She has an unlit cigarette in her mouth, ready to go, big curly hair that has been teased and sprayed and she’s wearing pink lipstick. She smiles at me, and says, “Late-night ice cream?” and I feel so flustered I go red and then I laugh too loudly and just say, “Plums.” She smiles back and turns to leave. I’ll be hearing myself saying plums all night.
At the end of the frozen aisle is a display of Mr. Freeze’s Jubbly orange ice lollies. When we were kids, Dad, in his best moods, when he wanted nothing more than to make Katherine and me laugh, would sing a song from the advert that was on TV when he was young, lovely jubbly, lovely jubbly orange drink . Why that was the thing that made us laugh the most is hard to pinpoint, but I think it had more to do with him wanting us to laugh, than the song itself. Even so, I am standing still because, like so many small things discovered every day, I am faced with never hearing that song in his voice again. I have forgotten the fucking chicken thighs and so I speed back to the meat fridge and all the nice chicken is gone, there’s only the stuff that has had an awful life and tastes of fish. I put a tin of sardines in my trolley, put the herbs back on the shelf. Pre-sliced Swiss cheese, a bar of chocolate and some celery, just for show.
There is only one till left open, a small queue of us trying to project that shopping this late is not usual for us. I flick through a magazine. There’s a moody image of a man thumbing his upper lip to show off either his cufflinks or his watch. He wrinkles his forehead in a way that is supposed to be sexy. And then opposite him, a pale stick of a girl with hair parted down the middle, lips painted into a red bow, a puppet at rest. She stares off into the distance, sad. She’s there to be looked at by the man with the cufflinks and the wrinkled brow, but she is not there to look back.
My mother’s voice in my head —Why do all these women want to look like deer in the headlights? Why do all these men want to look like they laugh too loudly in public?

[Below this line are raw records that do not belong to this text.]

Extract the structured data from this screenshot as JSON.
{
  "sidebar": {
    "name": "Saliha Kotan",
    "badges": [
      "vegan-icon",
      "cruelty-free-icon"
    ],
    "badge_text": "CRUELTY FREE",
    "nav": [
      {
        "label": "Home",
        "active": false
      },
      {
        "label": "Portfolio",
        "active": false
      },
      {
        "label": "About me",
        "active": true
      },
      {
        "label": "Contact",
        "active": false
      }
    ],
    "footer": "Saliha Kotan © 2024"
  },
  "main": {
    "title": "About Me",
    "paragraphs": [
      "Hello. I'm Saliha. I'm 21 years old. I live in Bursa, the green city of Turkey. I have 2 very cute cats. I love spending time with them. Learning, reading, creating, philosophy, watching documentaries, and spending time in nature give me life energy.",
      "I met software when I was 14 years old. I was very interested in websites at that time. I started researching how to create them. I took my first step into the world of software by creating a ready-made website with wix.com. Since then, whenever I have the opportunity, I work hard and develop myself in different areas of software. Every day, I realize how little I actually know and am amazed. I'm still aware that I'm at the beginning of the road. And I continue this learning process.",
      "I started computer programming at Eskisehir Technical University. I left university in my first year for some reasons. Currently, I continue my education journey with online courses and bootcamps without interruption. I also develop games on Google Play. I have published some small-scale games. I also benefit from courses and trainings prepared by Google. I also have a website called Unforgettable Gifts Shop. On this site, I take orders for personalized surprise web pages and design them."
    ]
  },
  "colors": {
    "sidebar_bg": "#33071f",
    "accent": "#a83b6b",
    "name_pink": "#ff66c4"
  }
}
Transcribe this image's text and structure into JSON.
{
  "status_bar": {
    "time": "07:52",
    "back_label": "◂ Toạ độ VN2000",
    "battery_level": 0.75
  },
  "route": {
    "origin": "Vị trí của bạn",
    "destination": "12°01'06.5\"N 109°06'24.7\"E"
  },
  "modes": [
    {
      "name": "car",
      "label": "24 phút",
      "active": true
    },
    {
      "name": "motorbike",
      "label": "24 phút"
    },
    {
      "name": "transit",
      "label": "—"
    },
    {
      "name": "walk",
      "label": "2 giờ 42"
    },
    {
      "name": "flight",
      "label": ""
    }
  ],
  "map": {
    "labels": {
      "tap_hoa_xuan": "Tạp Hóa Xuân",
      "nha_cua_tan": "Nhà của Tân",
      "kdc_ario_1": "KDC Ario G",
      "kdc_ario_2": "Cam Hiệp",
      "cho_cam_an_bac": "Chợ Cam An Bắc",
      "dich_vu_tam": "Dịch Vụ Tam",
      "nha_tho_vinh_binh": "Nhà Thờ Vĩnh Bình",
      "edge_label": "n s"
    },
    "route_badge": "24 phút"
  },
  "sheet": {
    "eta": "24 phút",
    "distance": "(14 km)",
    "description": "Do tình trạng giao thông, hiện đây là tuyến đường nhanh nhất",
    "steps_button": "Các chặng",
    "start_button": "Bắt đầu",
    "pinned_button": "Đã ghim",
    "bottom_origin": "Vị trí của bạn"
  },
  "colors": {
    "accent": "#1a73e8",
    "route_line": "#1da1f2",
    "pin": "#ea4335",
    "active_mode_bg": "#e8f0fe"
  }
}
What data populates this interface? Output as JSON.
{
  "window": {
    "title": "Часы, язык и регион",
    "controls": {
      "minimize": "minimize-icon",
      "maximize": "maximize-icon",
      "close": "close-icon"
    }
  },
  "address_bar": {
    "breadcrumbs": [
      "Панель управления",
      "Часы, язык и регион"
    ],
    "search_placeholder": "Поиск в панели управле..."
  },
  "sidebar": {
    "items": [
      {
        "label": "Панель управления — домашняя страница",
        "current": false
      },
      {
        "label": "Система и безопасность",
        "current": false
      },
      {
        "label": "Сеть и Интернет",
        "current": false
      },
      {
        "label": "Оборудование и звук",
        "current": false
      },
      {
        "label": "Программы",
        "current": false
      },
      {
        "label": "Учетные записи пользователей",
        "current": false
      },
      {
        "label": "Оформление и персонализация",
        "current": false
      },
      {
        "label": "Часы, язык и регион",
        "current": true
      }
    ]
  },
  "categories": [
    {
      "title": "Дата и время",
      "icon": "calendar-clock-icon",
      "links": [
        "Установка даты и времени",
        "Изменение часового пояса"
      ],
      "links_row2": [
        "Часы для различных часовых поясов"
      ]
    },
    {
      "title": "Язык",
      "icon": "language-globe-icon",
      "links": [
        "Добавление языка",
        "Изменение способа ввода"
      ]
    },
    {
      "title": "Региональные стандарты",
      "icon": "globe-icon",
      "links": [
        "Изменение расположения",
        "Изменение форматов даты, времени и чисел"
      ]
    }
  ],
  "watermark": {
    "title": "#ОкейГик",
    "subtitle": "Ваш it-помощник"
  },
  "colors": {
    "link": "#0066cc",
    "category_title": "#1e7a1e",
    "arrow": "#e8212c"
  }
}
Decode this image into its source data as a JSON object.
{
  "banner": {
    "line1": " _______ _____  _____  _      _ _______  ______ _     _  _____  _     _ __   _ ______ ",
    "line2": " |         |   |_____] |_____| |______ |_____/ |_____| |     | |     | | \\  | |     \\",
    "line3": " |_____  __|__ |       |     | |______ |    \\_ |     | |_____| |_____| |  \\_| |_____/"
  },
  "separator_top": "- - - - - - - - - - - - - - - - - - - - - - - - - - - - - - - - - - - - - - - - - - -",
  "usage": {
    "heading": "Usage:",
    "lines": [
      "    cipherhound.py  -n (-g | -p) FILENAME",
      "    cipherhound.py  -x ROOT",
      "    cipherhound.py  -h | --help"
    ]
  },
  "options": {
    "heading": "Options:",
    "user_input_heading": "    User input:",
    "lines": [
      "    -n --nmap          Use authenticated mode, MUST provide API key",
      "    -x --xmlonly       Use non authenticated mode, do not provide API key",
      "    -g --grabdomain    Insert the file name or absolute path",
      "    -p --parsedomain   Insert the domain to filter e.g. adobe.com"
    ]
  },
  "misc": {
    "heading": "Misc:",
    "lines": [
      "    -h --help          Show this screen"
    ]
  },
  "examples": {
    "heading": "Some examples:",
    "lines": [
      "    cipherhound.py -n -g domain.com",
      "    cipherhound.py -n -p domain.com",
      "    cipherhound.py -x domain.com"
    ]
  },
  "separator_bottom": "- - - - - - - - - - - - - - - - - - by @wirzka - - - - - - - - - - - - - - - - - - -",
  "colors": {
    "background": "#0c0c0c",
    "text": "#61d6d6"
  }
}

I am glad that the time spent thinking about how other people will respond or not respond to my body and face has passed. I’m older than my mother somehow because at least she participated in her life at my age —she had a husband and children and then lost part of that and now lives as it seems she always meant to, alone and with her work. She’s been working on poisonous fungi of France for nine months now. The only framed picture in my flat is one she gave me as a moving-in present three years ago, a fly agaric with a stag beetle meandering past it, for scale. It leans unhung in my bedroom. There is probably a house spider nestling behind it. My mother has found being alone a new beginning. Her house is tidy. She eats what she wants, when she wants: nothing for a day and then a dressed crab at eleven at night, or a bowl of frozen peas, uncooked, which she eats like peanuts for breakfast. I admire the singleness that she has embraced since Dad died. I think I could aspire to that, but without having to be widowed first.
Copyright © 2020 by Evie Wyld. All rights reserved. No part of this excerpt may be reproduced or reprinted without permission in writing from the publisher.